Ever since organizations began to use computers to assistance their business jobs, the people who create and maintain those “”systems”” have become a growing number of sophisticated and particular .This specialization is necessary because as computer systems become more and more complex, no one person can know how to do everything.
One of the “specialties” to arise is the Business Analyst. Although some organizations have used this title in non-IT aspects of the business, it really is an appropriate description for your role that functions since the bridge between people in operation and IT.The use of the word “Business” is a constant reminder that any application software developed by an organization should further improve it’s business operations, possibly by increasing income, reducing costs, or increasing service level to the customers.
History from the Business Analyst Role In the 1980s when the software development life cycle was well accepted as a necessary step, people doing this work typically came from a technical background and were working in the IT business. They understood the software development process and sometimes had programming experience. They used textual requirements along with ANSI flowcharts, data-flow diagrams, database diagrams, and prototypes.The biggest complaint about software development was the length of time required to develop a system that didn’t always meet the business needs. Business people had become accustomed to sophisticated software and wanted it better and faster.
In reaction to the demand with regard to speed, a class associated with development tools referred to as CASE (Computer Assisted Software Engineering) were invented.These tools were designed to capture requirements and use them to manage a software development project from beginning to end. They required a strict adherence to a methodology, involved a long learning curve, and often alienated the business community from the development process due to the unfamiliar symbols found in the diagrams.As it teams struggled to learn to use CASE tools, PCs (personal computers) began to appear in large numbers on desktops around the organization. Suddenly anyone could be a computer programmer, designer and user. IT teams have been still perfecting their management of your central mainframe computer and suddenly had countless independent computers to handle.Client-server technologies emerged as and advanced alternative to the traditional “”green screen, “” keyboard-based software.
The impact on the software development process was devastating. Methodologies and classic approaches to development had to be revised to support the new distributed systems technology as well as the increased sophistication of the computer user prompted the number of software requests to skyrocket.Many business areas got tired of waiting for a large, slow moving IT department to roll-out yet another cumbersome application. They began learning to do things for themselves, or hiring consultants, often called Business Analysts, who does report directly to them, to help together with automation needs.This caused even more problems for IT which was suddenly asked to support software that they had not written or approved. Small impartial databases were created everywhere with non-consistent, and often, unguaranteed data.
During this time, the internal Business Analyst role was minimized and as a result many systems did not solve the right business problem causing an increase in maintenance expenses and rework.
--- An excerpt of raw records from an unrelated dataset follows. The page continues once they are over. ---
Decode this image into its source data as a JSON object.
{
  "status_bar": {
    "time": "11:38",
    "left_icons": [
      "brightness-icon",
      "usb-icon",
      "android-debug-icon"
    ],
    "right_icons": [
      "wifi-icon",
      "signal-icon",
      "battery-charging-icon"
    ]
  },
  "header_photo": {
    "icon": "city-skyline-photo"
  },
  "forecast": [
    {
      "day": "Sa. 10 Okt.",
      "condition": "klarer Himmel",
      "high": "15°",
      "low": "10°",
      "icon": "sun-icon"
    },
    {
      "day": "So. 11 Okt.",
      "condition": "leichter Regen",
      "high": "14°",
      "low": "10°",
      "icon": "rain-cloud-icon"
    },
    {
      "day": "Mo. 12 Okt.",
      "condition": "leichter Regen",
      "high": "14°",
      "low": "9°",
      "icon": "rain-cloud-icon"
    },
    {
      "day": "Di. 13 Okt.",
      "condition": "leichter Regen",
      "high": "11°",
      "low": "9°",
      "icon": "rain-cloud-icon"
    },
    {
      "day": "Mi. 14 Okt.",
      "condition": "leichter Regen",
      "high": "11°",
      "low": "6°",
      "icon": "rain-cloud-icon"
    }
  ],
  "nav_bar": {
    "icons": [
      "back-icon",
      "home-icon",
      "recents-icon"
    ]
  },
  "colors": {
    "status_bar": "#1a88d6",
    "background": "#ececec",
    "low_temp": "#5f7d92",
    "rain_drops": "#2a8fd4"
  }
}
New methodologies and approaches were developed to respond to the changes, RAD (rapid application development), JAD (joint application development), and OO (object oriented) tools and methods had been developed.”